You can easily re-create the highlights by opening the book page or article, selecting the text, and clicking “Highlight.”

matching results for page

    Questia reader help

    How to highlight and cite specific passages

    1. Click or tap the first word you want to select.
    2. Click or tap the last word you want to select, and you’ll see everything in between get selected.
    3. You’ll then get a menu of options like creating a highlight or a citation from that passage of text.

    OK, got it!

    Cited passage

    Style
    Citations are available only to our active members.
    Buy instant access to cite pages or passages in MLA 8, MLA 7, APA and Chicago citation styles.

    "Portraying himself as an honest, ordinary person helped Lincoln identify with his audiences." (Einhorn, 1992, p. 25).

    "Portraying himself as an honest, ordinary person helped Lincoln identify with his audiences." (Einhorn 25)

    "Portraying himself as an honest, ordinary person helped Lincoln identify with his audiences." (Einhorn 25)

    "Portraying himself as an honest, ordinary person helped Lincoln identify with his audiences."1

    1. Lois J. Einhorn, Abraham Lincoln, the Orator: Penetrating the Lincoln Legend (Westport, CT: Greenwood Press, 1992), 25, http://www.questia.com/read/27419298.

    Cited passage

    Thanks for trying Questia!

    Please continue trying out our research tools, but please note, full functionality is available only to our active members.

    Your work will be lost once you leave this Web page.

    Buy instant access to save your work.

    Already a member?
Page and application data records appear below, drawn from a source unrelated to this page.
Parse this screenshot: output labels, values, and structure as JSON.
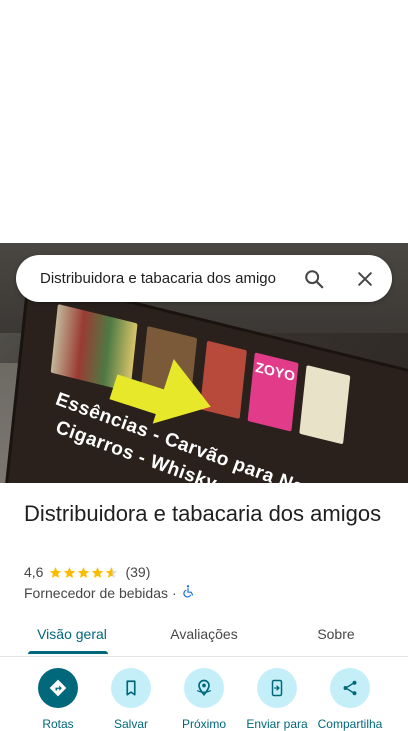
{
  "search": {
    "query": "Distribuidora e tabacaria dos amigo",
    "search_icon": "search-icon",
    "close_icon": "close-icon"
  },
  "photo": {
    "sign_line_1": "Essências - Carvão para Na",
    "sign_line_2": "Cigarros - Whisky - B",
    "brand_zoyo": "ZOYO"
  },
  "place": {
    "name": "Distribuidora e tabacaria dos amigos",
    "rating": "4,6",
    "stars_value": 4.6,
    "review_count": "(39)",
    "category": "Fornecedor de bebidas",
    "separator": "·",
    "accessibility_icon": "wheelchair-icon"
  },
  "tabs": [
    {
      "label": "Visão geral",
      "active": true
    },
    {
      "label": "Avaliações",
      "active": false
    },
    {
      "label": "Sobre",
      "active": false
    }
  ],
  "actions": [
    {
      "label": "Rotas",
      "icon": "directions-icon"
    },
    {
      "label": "Salvar",
      "icon": "bookmark-icon"
    },
    {
      "label": "Próximo",
      "icon": "nearby-icon"
    },
    {
      "label": "Enviar para",
      "icon": "send-to-phone-icon"
    },
    {
      "label": "Compartilha",
      "icon": "share-icon"
    }
  ],
  "colors": {
    "accent": "#00687a",
    "action_bg": "#c4eff9",
    "star": "#fbbc04",
    "accessibility": "#1a73e8"
  }
}
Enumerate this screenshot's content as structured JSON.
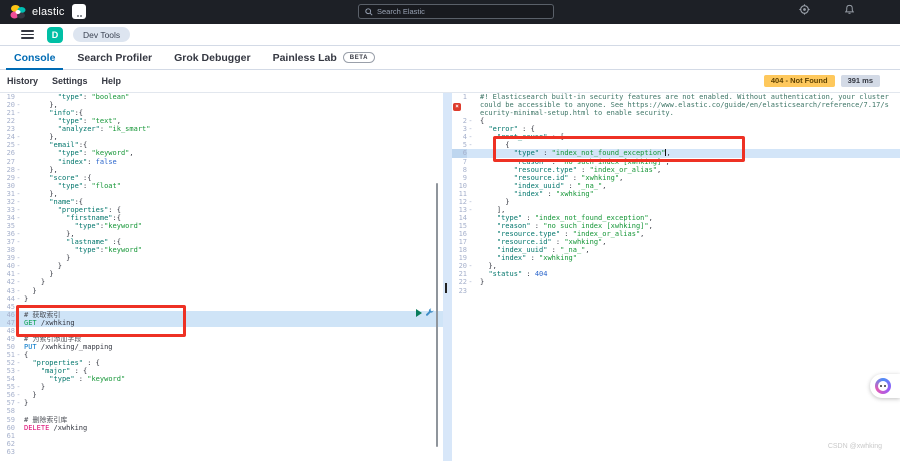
{
  "colors": {
    "header_bg": "#1d2026",
    "accent_blue": "#006bb4",
    "space_avatar_green": "#00bfa5",
    "status_badge_bg": "#fec85c",
    "duration_badge_bg": "#d3dae6",
    "selection_blue": "#cfe4f7",
    "annotation_red": "#ee3124",
    "key_teal": "#00756b",
    "string_green": "#149636",
    "method_get": "#0aa255",
    "method_put": "#0377c9",
    "method_delete": "#dd0a73"
  },
  "header": {
    "logo_text": "elastic",
    "search_placeholder": "Search Elastic"
  },
  "nav": {
    "space_initial": "D",
    "breadcrumb": "Dev Tools"
  },
  "tabs": [
    {
      "label": "Console"
    },
    {
      "label": "Search Profiler"
    },
    {
      "label": "Grok Debugger"
    },
    {
      "label": "Painless Lab",
      "badge": "BETA"
    }
  ],
  "toolbar": {
    "history": "History",
    "settings": "Settings",
    "help": "Help",
    "status_badge": "404 - Not Found",
    "duration_badge": "391 ms"
  },
  "watermark": "CSDN @xwhking",
  "request_editor": {
    "lines": [
      {
        "n": 19,
        "t": [
          [
            "        ",
            "p"
          ],
          [
            "\"type\"",
            "k"
          ],
          [
            ": ",
            "p"
          ],
          [
            "\"boolean\"",
            "s"
          ]
        ]
      },
      {
        "n": 20,
        "fold": true,
        "t": [
          [
            "      },",
            "p"
          ]
        ]
      },
      {
        "n": 21,
        "fold": true,
        "t": [
          [
            "      ",
            "p"
          ],
          [
            "\"info\"",
            "k"
          ],
          [
            ":{",
            "p"
          ]
        ]
      },
      {
        "n": 22,
        "t": [
          [
            "        ",
            "p"
          ],
          [
            "\"type\"",
            "k"
          ],
          [
            ": ",
            "p"
          ],
          [
            "\"text\"",
            "s"
          ],
          [
            ",",
            "p"
          ]
        ]
      },
      {
        "n": 23,
        "t": [
          [
            "        ",
            "p"
          ],
          [
            "\"analyzer\"",
            "k"
          ],
          [
            ": ",
            "p"
          ],
          [
            "\"ik_smart\"",
            "s"
          ]
        ]
      },
      {
        "n": 24,
        "fold": true,
        "t": [
          [
            "      },",
            "p"
          ]
        ]
      },
      {
        "n": 25,
        "fold": true,
        "t": [
          [
            "      ",
            "p"
          ],
          [
            "\"email\"",
            "k"
          ],
          [
            ":{",
            "p"
          ]
        ]
      },
      {
        "n": 26,
        "t": [
          [
            "        ",
            "p"
          ],
          [
            "\"type\"",
            "k"
          ],
          [
            ": ",
            "p"
          ],
          [
            "\"keyword\"",
            "s"
          ],
          [
            ",",
            "p"
          ]
        ]
      },
      {
        "n": 27,
        "t": [
          [
            "        ",
            "p"
          ],
          [
            "\"index\"",
            "k"
          ],
          [
            ": ",
            "p"
          ],
          [
            "false",
            "n"
          ]
        ]
      },
      {
        "n": 28,
        "fold": true,
        "t": [
          [
            "      },",
            "p"
          ]
        ]
      },
      {
        "n": 29,
        "fold": true,
        "t": [
          [
            "      ",
            "p"
          ],
          [
            "\"score\"",
            "k"
          ],
          [
            " :{",
            "p"
          ]
        ]
      },
      {
        "n": 30,
        "t": [
          [
            "        ",
            "p"
          ],
          [
            "\"type\"",
            "k"
          ],
          [
            ": ",
            "p"
          ],
          [
            "\"float\"",
            "s"
          ]
        ]
      },
      {
        "n": 31,
        "fold": true,
        "t": [
          [
            "      },",
            "p"
          ]
        ]
      },
      {
        "n": 32,
        "fold": true,
        "t": [
          [
            "      ",
            "p"
          ],
          [
            "\"name\"",
            "k"
          ],
          [
            ":{",
            "p"
          ]
        ]
      },
      {
        "n": 33,
        "fold": true,
        "t": [
          [
            "        ",
            "p"
          ],
          [
            "\"properties\"",
            "k"
          ],
          [
            ": {",
            "p"
          ]
        ]
      },
      {
        "n": 34,
        "fold": true,
        "t": [
          [
            "          ",
            "p"
          ],
          [
            "\"firstname\"",
            "k"
          ],
          [
            ":{",
            "p"
          ]
        ]
      },
      {
        "n": 35,
        "t": [
          [
            "            ",
            "p"
          ],
          [
            "\"type\"",
            "k"
          ],
          [
            ":",
            "p"
          ],
          [
            "\"keyword\"",
            "s"
          ]
        ]
      },
      {
        "n": 36,
        "fold": true,
        "t": [
          [
            "          },",
            "p"
          ]
        ]
      },
      {
        "n": 37,
        "fold": true,
        "t": [
          [
            "          ",
            "p"
          ],
          [
            "\"lastname\"",
            "k"
          ],
          [
            " :{",
            "p"
          ]
        ]
      },
      {
        "n": 38,
        "t": [
          [
            "            ",
            "p"
          ],
          [
            "\"type\"",
            "k"
          ],
          [
            ":",
            "p"
          ],
          [
            "\"keyword\"",
            "s"
          ]
        ]
      },
      {
        "n": 39,
        "fold": true,
        "t": [
          [
            "          }",
            "p"
          ]
        ]
      },
      {
        "n": 40,
        "fold": true,
        "t": [
          [
            "        }",
            "p"
          ]
        ]
      },
      {
        "n": 41,
        "fold": true,
        "t": [
          [
            "      }",
            "p"
          ]
        ]
      },
      {
        "n": 42,
        "fold": true,
        "t": [
          [
            "    }",
            "p"
          ]
        ]
      },
      {
        "n": 43,
        "fold": true,
        "t": [
          [
            "  }",
            "p"
          ]
        ]
      },
      {
        "n": 44,
        "fold": true,
        "t": [
          [
            "}",
            "p"
          ]
        ]
      },
      {
        "n": 45,
        "t": []
      },
      {
        "n": 46,
        "hl": true,
        "t": [
          [
            "# 获取索引",
            "c"
          ]
        ]
      },
      {
        "n": 47,
        "hl": true,
        "t": [
          [
            "GET",
            "get"
          ],
          [
            " /xwhking",
            "u"
          ]
        ]
      },
      {
        "n": 48,
        "t": []
      },
      {
        "n": 49,
        "t": [
          [
            "# 为索引添加字段",
            "c"
          ]
        ]
      },
      {
        "n": 50,
        "t": [
          [
            "PUT",
            "put"
          ],
          [
            " /xwhking/_mapping",
            "u"
          ]
        ]
      },
      {
        "n": 51,
        "fold": true,
        "t": [
          [
            "{",
            "p"
          ]
        ]
      },
      {
        "n": 52,
        "fold": true,
        "t": [
          [
            "  ",
            "p"
          ],
          [
            "\"properties\"",
            "k"
          ],
          [
            " : {",
            "p"
          ]
        ]
      },
      {
        "n": 53,
        "fold": true,
        "t": [
          [
            "    ",
            "p"
          ],
          [
            "\"major\"",
            "k"
          ],
          [
            " : {",
            "p"
          ]
        ]
      },
      {
        "n": 54,
        "t": [
          [
            "      ",
            "p"
          ],
          [
            "\"type\"",
            "k"
          ],
          [
            " : ",
            "p"
          ],
          [
            "\"keyword\"",
            "s"
          ]
        ]
      },
      {
        "n": 55,
        "fold": true,
        "t": [
          [
            "    }",
            "p"
          ]
        ]
      },
      {
        "n": 56,
        "fold": true,
        "t": [
          [
            "  }",
            "p"
          ]
        ]
      },
      {
        "n": 57,
        "fold": true,
        "t": [
          [
            "}",
            "p"
          ]
        ]
      },
      {
        "n": 58,
        "t": []
      },
      {
        "n": 59,
        "t": [
          [
            "# 删除索引库",
            "c"
          ]
        ]
      },
      {
        "n": 60,
        "t": [
          [
            "DELETE",
            "del"
          ],
          [
            " /xwhking",
            "u"
          ]
        ]
      },
      {
        "n": 61,
        "t": []
      },
      {
        "n": 62,
        "t": []
      },
      {
        "n": 63,
        "t": []
      }
    ]
  },
  "response_editor": {
    "lines": [
      {
        "n": 1,
        "wrap": true,
        "t": [
          [
            "#! Elasticsearch built-in security features are not enabled. Without authentication, your cluster could be accessible to anyone. See https://www.elastic.co/guide/en/elasticsearch/reference/7.17/security-minimal-setup.html to enable security.",
            "w"
          ]
        ]
      },
      {
        "n": 2,
        "fold": true,
        "t": [
          [
            "{",
            "p"
          ]
        ]
      },
      {
        "n": 3,
        "fold": true,
        "t": [
          [
            "  ",
            "p"
          ],
          [
            "\"error\"",
            "k"
          ],
          [
            " : {",
            "p"
          ]
        ]
      },
      {
        "n": 4,
        "fold": true,
        "t": [
          [
            "    ",
            "p"
          ],
          [
            "\"root_cause\"",
            "k"
          ],
          [
            " : [",
            "p"
          ]
        ]
      },
      {
        "n": 5,
        "fold": true,
        "t": [
          [
            "      {",
            "p"
          ]
        ]
      },
      {
        "n": 6,
        "sel": true,
        "t": [
          [
            "        ",
            "p"
          ],
          [
            "\"type\"",
            "k"
          ],
          [
            " : ",
            "p"
          ],
          [
            "\"index_not_found_exception\"",
            "s"
          ],
          [
            "",
            "cur"
          ],
          [
            ",",
            "p"
          ]
        ]
      },
      {
        "n": 7,
        "t": [
          [
            "        ",
            "p"
          ],
          [
            "\"reason\"",
            "k"
          ],
          [
            " : ",
            "p"
          ],
          [
            "\"no such index [xwhking]\"",
            "s"
          ],
          [
            ",",
            "p"
          ]
        ]
      },
      {
        "n": 8,
        "t": [
          [
            "        ",
            "p"
          ],
          [
            "\"resource.type\"",
            "k"
          ],
          [
            " : ",
            "p"
          ],
          [
            "\"index_or_alias\"",
            "s"
          ],
          [
            ",",
            "p"
          ]
        ]
      },
      {
        "n": 9,
        "t": [
          [
            "        ",
            "p"
          ],
          [
            "\"resource.id\"",
            "k"
          ],
          [
            " : ",
            "p"
          ],
          [
            "\"xwhking\"",
            "s"
          ],
          [
            ",",
            "p"
          ]
        ]
      },
      {
        "n": 10,
        "t": [
          [
            "        ",
            "p"
          ],
          [
            "\"index_uuid\"",
            "k"
          ],
          [
            " : ",
            "p"
          ],
          [
            "\"_na_\"",
            "s"
          ],
          [
            ",",
            "p"
          ]
        ]
      },
      {
        "n": 11,
        "t": [
          [
            "        ",
            "p"
          ],
          [
            "\"index\"",
            "k"
          ],
          [
            " : ",
            "p"
          ],
          [
            "\"xwhking\"",
            "s"
          ]
        ]
      },
      {
        "n": 12,
        "fold": true,
        "t": [
          [
            "      }",
            "p"
          ]
        ]
      },
      {
        "n": 13,
        "fold": true,
        "t": [
          [
            "    ],",
            "p"
          ]
        ]
      },
      {
        "n": 14,
        "t": [
          [
            "    ",
            "p"
          ],
          [
            "\"type\"",
            "k"
          ],
          [
            " : ",
            "p"
          ],
          [
            "\"index_not_found_exception\"",
            "s"
          ],
          [
            ",",
            "p"
          ]
        ]
      },
      {
        "n": 15,
        "t": [
          [
            "    ",
            "p"
          ],
          [
            "\"reason\"",
            "k"
          ],
          [
            " : ",
            "p"
          ],
          [
            "\"no such index [xwhking]\"",
            "s"
          ],
          [
            ",",
            "p"
          ]
        ]
      },
      {
        "n": 16,
        "t": [
          [
            "    ",
            "p"
          ],
          [
            "\"resource.type\"",
            "k"
          ],
          [
            " : ",
            "p"
          ],
          [
            "\"index_or_alias\"",
            "s"
          ],
          [
            ",",
            "p"
          ]
        ]
      },
      {
        "n": 17,
        "t": [
          [
            "    ",
            "p"
          ],
          [
            "\"resource.id\"",
            "k"
          ],
          [
            " : ",
            "p"
          ],
          [
            "\"xwhking\"",
            "s"
          ],
          [
            ",",
            "p"
          ]
        ]
      },
      {
        "n": 18,
        "t": [
          [
            "    ",
            "p"
          ],
          [
            "\"index_uuid\"",
            "k"
          ],
          [
            " : ",
            "p"
          ],
          [
            "\"_na_\"",
            "s"
          ],
          [
            ",",
            "p"
          ]
        ]
      },
      {
        "n": 19,
        "t": [
          [
            "    ",
            "p"
          ],
          [
            "\"index\"",
            "k"
          ],
          [
            " : ",
            "p"
          ],
          [
            "\"xwhking\"",
            "s"
          ]
        ]
      },
      {
        "n": 20,
        "fold": true,
        "t": [
          [
            "  },",
            "p"
          ]
        ]
      },
      {
        "n": 21,
        "t": [
          [
            "  ",
            "p"
          ],
          [
            "\"status\"",
            "k"
          ],
          [
            " : ",
            "p"
          ],
          [
            "404",
            "n"
          ]
        ]
      },
      {
        "n": 22,
        "fold": true,
        "t": [
          [
            "}",
            "p"
          ]
        ]
      },
      {
        "n": 23,
        "t": []
      }
    ]
  }
}
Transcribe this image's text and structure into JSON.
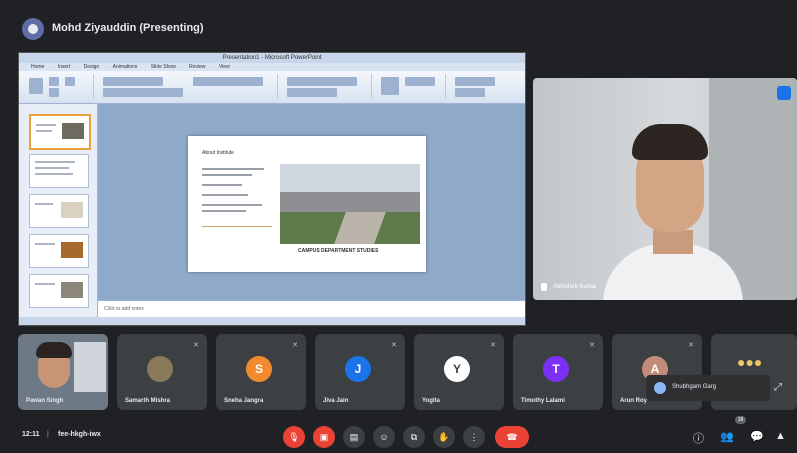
{
  "header": {
    "presenting_label": "Mohd Ziyauddin (Presenting)"
  },
  "shared_screen": {
    "ppt_window_title": "Presentation1 - Microsoft PowerPoint",
    "ppt_tabs": [
      "Home",
      "Insert",
      "Design",
      "Animations",
      "Slide Show",
      "Review",
      "View"
    ],
    "slide": {
      "heading": "About Institute",
      "caption": "CAMPUS DEPARTMENT STUDIES"
    },
    "notes_placeholder": "Click to add notes"
  },
  "speaker": {
    "name": "Abhishek Kumar"
  },
  "participants": [
    {
      "name": "Pawan Singh",
      "type": "video"
    },
    {
      "name": "Samarth Mishra",
      "initial": "",
      "color": "#8a7a5a"
    },
    {
      "name": "Sneha Jangra",
      "initial": "S",
      "color": "#f28b30"
    },
    {
      "name": "Jiva Jain",
      "initial": "J",
      "color": "#1a73e8"
    },
    {
      "name": "Yogita",
      "initial": "Y",
      "color": "#ffffff"
    },
    {
      "name": "Timothy Lalami",
      "initial": "T",
      "color": "#7b2ff7"
    },
    {
      "name": "Arun Roy",
      "initial": "A",
      "color": "#c38b7a"
    }
  ],
  "others": {
    "label": "Shubhgam Garg"
  },
  "controls": {
    "time": "12:11",
    "separator": "|",
    "meeting_code": "fee-hkgh-iwx",
    "people_count": "18"
  }
}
Log in now.

    Search by... Author
    Show... All Results Primary Sources Peer-reviewed

    Oops!

    An unknown error has occurred. Please click the button below to reload the page. If the problem persists, please try again in a little while.